Andy Tayler

We all knew that bad news was coming for education in NSW gaols. None of us, though, were prepared for the hammer blow that was delivered on Thursday, May 12.

The 157 current education staff will have only 20 true education positions to fight over: the rest of us will lose our jobs. This is the endpoint of a review initiated by the government early last year and conducted without any input from teachers or the Federation. It is, in short, a ministerial hatchet job.

We have been trying to make sense of the announcements since they were made. Fact Sheet #8 seems to contain the bulk of the arguments for the new structure and against the current workforce, and the more I read it the more Orwellian the title became.

It begins by stating that “there is a need to increase [inmates’] literacy and numeracy skills, and develop employment skills”.

In an interview with The Sydney Morning Herald in Easter 2015, I stated that we had a significant number of vacancies. This was denied by our management but in January this year a copy of the true staffing position came into my hands. In rounded figures, Corrective Services NSW (CSNSW) had budgeted for 3900 teaching hours but only covered 2700, a gap of 1200 hours — but the lack of outcomes in literacy, numeracy and job readiness is the teachers’ fault!

Next came the claim that “inmate programs reflect the available teachers at a centre, not the needs of inmates”. The makeup of the workforce is based on management decisions. We occupy positions justified in business plans submitted by centre management to the principal of our RTO for approval and funding. But the (claimed) mismatch of teaching skills and inmate needs is the teachers’ fault!

The same paragraph went on to state that “between a quarter and a third of vocational education programs delivered by CSNSW teachers are in art and music rather than areas linked to inmate employment”.

This is a remarkable feat given that of the 208 full-time equivalent positions, nine were specifically for art (only 5.6 are actually occupied) and less than one position for music (the 0.9 FTE is fully occupied), totalling 6.5 FTE. So it would seem that 4 per cent of the teaching positions have accounted for up to 33 per cent of the delivery. Really? The depth of this insult to the intelligence is beyond description.

There is a plan, though! It is that 67 new positions will be created at lower pay grades, reduced conditions and requiring no educational qualifications. Management’s thinking seems to be that the 137 unlucky enough not to win the 20 true education jobs will be eager to apply for a cut in pay, conditions and prospects.

The “Fact” Sheets then tell us that once these new positions have been filled, “consideration will be given to redeployment within the broader Department of Education, where this is feasible”. DEC does not recognise service within CSNSW for accreditation since we are an adult training organisation. Feasibility is not strong here but neither is the ministerial grasp on the realities of the portfolio.

Who will replace us? According to the “Fact” Sheets, “Contracts with specialist training organisations will specify the quantity and quality of services”. For an indication of the identity of these specialist training organisations we need only look at the providers of education in the two privately-run gaols in NSW, Junee and Parklea. They both use TAFE — which this government gutted last year.

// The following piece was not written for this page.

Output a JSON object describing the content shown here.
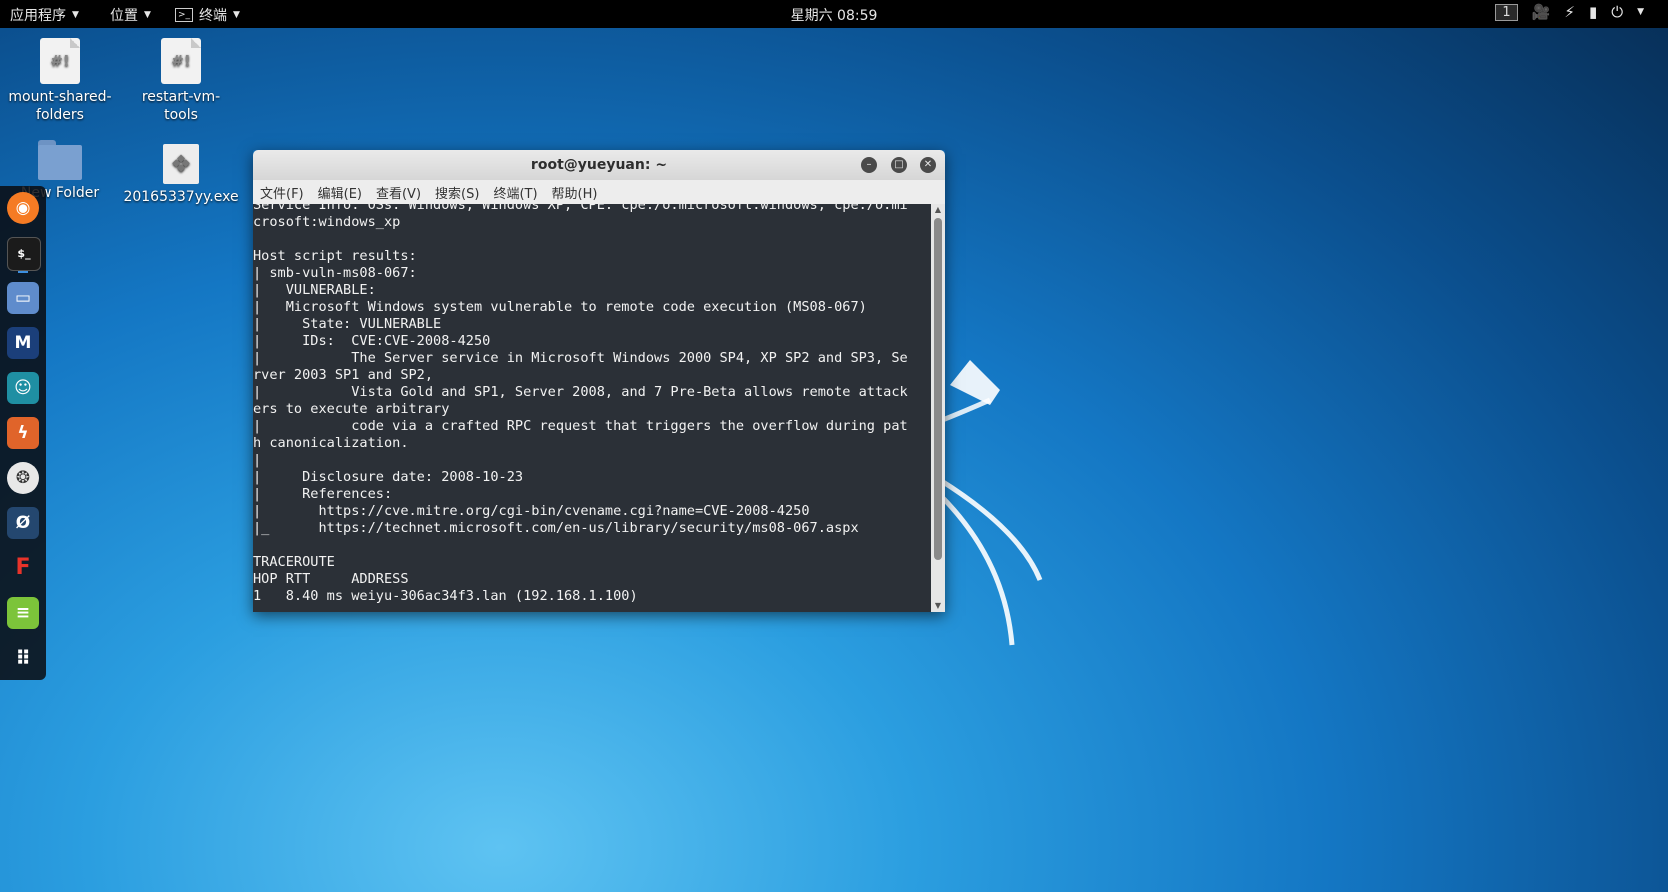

It is not the teachers in NSW gaols who should be facing the sack, it is the Minister.

Andy Tayler is Secretary of Corrective Services TA and a Correctional Education Officer at Long Bay CC